Web page and app entries
*** Block opens ***

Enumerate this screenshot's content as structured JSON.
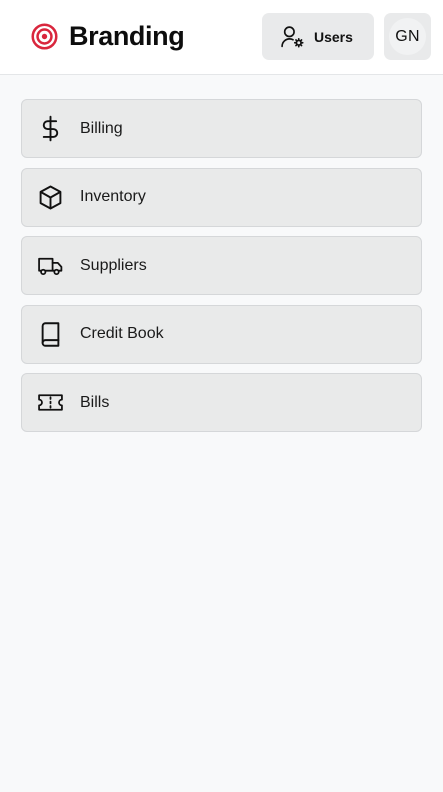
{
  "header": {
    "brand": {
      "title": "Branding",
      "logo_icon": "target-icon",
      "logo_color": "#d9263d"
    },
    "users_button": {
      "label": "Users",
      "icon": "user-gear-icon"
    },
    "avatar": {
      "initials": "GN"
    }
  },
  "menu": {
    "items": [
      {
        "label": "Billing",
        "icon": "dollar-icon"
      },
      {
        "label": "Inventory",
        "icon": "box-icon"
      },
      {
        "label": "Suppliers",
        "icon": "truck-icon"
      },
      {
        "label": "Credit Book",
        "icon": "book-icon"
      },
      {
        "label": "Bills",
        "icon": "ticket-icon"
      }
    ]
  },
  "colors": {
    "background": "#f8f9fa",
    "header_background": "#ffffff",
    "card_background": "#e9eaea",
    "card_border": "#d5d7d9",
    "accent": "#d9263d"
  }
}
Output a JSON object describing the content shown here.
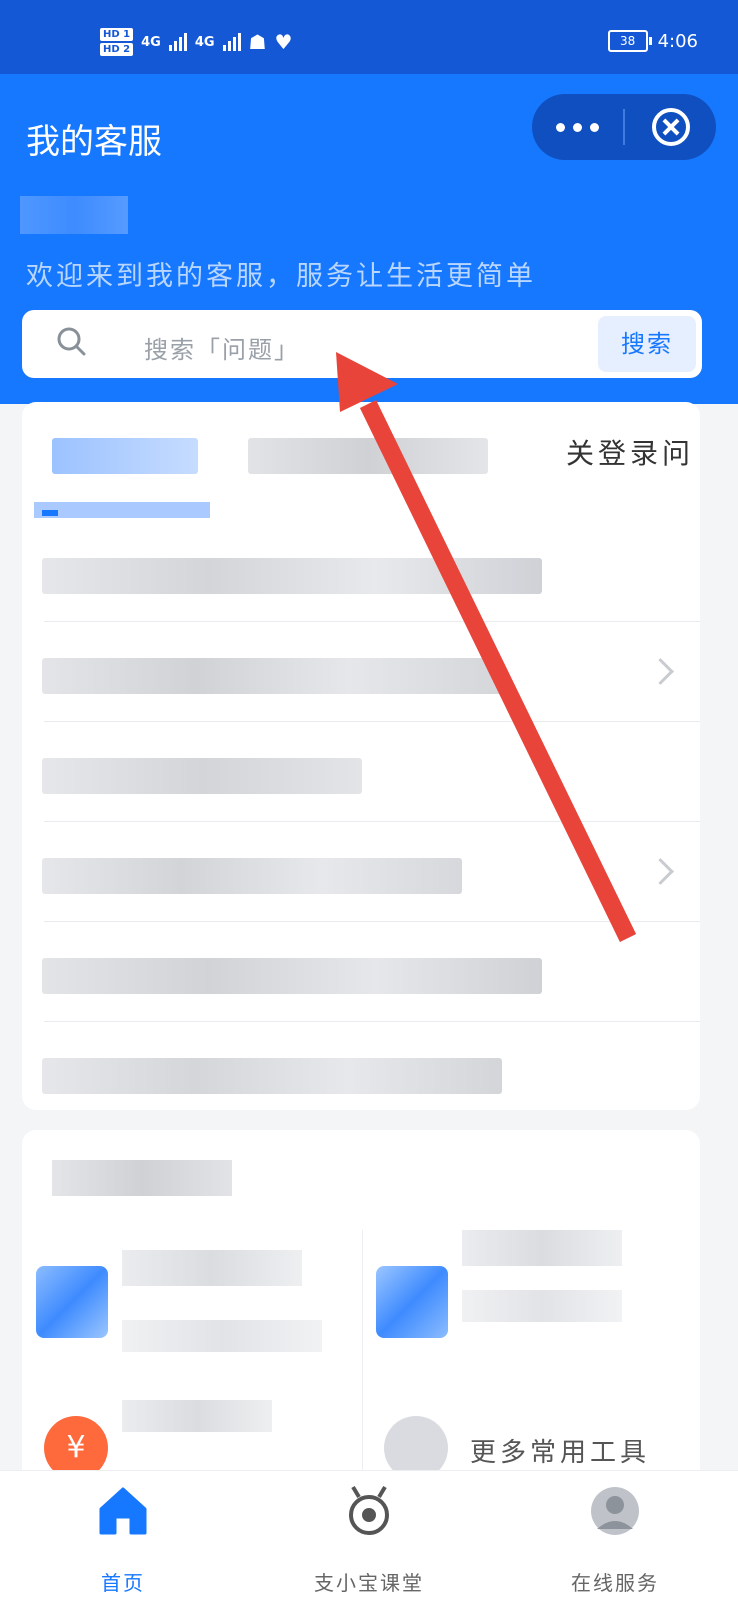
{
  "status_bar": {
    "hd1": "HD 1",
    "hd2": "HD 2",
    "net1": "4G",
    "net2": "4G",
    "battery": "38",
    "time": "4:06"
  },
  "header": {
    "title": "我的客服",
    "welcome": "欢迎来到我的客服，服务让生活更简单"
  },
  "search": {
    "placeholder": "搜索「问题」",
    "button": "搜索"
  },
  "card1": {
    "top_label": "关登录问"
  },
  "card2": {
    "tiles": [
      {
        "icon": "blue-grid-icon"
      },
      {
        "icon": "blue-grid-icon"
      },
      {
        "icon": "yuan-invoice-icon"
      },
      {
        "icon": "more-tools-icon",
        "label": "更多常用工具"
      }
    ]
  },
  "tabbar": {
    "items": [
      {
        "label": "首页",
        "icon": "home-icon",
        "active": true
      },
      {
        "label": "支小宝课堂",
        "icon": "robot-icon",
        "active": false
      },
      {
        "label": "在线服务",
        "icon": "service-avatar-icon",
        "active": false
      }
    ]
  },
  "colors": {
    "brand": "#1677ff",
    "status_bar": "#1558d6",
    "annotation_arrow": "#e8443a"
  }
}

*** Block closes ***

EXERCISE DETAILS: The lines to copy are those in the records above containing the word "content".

ANSWER TO THIS TASK:
Enumerate this screenshot's content as structured JSON.
Output a JSON object describing the content shown here.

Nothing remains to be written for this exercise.